YOUR OBJECTIVE: Gather each line containing the string "title" from these entries.

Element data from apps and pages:
══════

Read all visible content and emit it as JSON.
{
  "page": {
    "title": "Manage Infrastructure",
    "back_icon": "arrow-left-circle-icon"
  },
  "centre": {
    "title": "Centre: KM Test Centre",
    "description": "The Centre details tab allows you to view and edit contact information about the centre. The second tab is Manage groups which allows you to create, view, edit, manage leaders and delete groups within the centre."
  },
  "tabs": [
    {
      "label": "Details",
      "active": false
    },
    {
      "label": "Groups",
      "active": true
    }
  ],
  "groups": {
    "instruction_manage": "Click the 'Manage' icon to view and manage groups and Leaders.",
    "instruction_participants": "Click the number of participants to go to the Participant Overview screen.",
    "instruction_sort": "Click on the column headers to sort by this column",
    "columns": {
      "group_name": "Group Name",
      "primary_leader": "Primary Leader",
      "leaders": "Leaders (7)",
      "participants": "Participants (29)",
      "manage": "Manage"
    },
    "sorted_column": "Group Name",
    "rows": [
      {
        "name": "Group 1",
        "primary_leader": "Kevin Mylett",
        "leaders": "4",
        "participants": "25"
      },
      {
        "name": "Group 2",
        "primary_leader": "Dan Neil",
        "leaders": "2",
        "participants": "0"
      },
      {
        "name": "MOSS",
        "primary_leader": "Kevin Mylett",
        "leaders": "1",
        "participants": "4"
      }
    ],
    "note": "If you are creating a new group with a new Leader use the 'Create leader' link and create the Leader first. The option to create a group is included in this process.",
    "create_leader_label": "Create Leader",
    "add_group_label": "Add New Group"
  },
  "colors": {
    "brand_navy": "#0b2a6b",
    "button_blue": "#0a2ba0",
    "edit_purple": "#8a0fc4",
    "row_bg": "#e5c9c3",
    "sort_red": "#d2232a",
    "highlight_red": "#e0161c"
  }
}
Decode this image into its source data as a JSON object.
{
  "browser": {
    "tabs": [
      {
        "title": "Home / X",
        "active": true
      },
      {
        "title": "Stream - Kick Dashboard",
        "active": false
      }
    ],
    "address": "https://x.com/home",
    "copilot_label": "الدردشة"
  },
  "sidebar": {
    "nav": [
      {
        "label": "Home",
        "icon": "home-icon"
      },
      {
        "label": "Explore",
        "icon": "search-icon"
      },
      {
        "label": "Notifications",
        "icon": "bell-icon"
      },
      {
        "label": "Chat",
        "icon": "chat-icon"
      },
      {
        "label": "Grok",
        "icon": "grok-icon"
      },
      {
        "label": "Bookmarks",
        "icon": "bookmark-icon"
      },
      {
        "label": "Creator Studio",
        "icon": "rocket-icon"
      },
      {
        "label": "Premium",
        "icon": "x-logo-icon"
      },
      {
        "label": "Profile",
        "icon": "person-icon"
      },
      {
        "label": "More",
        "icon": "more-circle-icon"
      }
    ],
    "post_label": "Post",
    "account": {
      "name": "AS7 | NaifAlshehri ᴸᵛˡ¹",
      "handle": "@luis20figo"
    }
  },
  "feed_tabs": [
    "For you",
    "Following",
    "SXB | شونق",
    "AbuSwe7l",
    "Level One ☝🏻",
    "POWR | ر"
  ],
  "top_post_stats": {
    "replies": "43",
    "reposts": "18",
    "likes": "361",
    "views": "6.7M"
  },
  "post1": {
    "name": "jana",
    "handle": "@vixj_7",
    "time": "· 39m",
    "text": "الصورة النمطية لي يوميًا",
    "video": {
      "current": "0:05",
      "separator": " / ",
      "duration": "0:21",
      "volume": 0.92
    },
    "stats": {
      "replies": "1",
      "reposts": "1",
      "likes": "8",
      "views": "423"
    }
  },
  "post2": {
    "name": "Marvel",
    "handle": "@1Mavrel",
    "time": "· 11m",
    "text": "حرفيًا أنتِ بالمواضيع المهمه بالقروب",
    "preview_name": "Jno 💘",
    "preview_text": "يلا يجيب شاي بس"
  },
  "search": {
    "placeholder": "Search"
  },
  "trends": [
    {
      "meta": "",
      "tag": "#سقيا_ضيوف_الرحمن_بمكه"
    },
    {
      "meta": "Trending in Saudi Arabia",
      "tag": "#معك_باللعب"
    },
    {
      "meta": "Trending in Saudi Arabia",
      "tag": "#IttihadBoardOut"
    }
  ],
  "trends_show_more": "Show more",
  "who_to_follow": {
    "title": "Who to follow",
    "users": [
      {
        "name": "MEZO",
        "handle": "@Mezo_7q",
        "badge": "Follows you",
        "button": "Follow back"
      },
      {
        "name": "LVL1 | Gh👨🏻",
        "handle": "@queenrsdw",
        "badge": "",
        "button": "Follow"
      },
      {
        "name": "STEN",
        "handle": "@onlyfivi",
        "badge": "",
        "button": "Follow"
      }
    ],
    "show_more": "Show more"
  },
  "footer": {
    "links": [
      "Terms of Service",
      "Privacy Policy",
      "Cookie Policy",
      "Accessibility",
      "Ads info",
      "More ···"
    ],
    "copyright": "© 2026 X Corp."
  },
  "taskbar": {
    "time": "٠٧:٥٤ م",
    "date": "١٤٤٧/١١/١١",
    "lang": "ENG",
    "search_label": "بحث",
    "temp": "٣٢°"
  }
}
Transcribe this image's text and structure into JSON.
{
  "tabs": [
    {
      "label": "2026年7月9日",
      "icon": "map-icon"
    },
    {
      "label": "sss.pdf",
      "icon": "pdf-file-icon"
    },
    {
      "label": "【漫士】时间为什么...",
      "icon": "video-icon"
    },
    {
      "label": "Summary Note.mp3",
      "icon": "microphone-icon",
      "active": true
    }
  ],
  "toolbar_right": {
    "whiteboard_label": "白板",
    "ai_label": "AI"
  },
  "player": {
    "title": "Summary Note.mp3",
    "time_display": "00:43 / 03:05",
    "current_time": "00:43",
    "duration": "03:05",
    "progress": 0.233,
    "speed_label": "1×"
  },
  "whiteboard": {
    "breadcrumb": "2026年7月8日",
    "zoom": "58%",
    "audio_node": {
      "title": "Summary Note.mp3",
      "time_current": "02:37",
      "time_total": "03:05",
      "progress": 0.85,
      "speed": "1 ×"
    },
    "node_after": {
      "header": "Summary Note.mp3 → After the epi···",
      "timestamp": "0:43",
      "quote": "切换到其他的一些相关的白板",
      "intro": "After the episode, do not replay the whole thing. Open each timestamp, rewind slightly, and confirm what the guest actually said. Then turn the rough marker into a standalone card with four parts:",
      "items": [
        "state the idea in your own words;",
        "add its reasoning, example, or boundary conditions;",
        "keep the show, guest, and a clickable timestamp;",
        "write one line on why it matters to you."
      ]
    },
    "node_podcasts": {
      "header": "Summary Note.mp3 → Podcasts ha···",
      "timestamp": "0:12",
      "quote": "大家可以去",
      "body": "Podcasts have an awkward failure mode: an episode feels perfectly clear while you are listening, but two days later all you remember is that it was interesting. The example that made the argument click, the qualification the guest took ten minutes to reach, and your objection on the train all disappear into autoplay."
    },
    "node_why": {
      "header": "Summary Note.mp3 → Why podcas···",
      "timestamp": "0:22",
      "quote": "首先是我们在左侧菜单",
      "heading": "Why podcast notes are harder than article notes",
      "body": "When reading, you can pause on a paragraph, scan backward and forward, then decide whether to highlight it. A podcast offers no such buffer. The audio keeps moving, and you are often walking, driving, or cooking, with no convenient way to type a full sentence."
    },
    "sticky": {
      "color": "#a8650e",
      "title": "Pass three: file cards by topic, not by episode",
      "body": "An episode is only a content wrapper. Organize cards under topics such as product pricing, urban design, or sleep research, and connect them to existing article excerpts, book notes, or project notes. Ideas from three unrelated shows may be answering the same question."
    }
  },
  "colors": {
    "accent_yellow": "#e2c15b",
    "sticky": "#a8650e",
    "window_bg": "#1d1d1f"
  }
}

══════

OUTPUT:
    "title": "Manage Infrastructure",
    "title": "Centre: KM Test Centre",
        "title": "Home / X",
        "title": "Stream - Kick Dashboard",
    "title": "Who to follow",
    "title": "Summary Note.mp3",
      "title": "Summary Note.mp3",
      "title": "Pass three: file cards by topic, not by episode",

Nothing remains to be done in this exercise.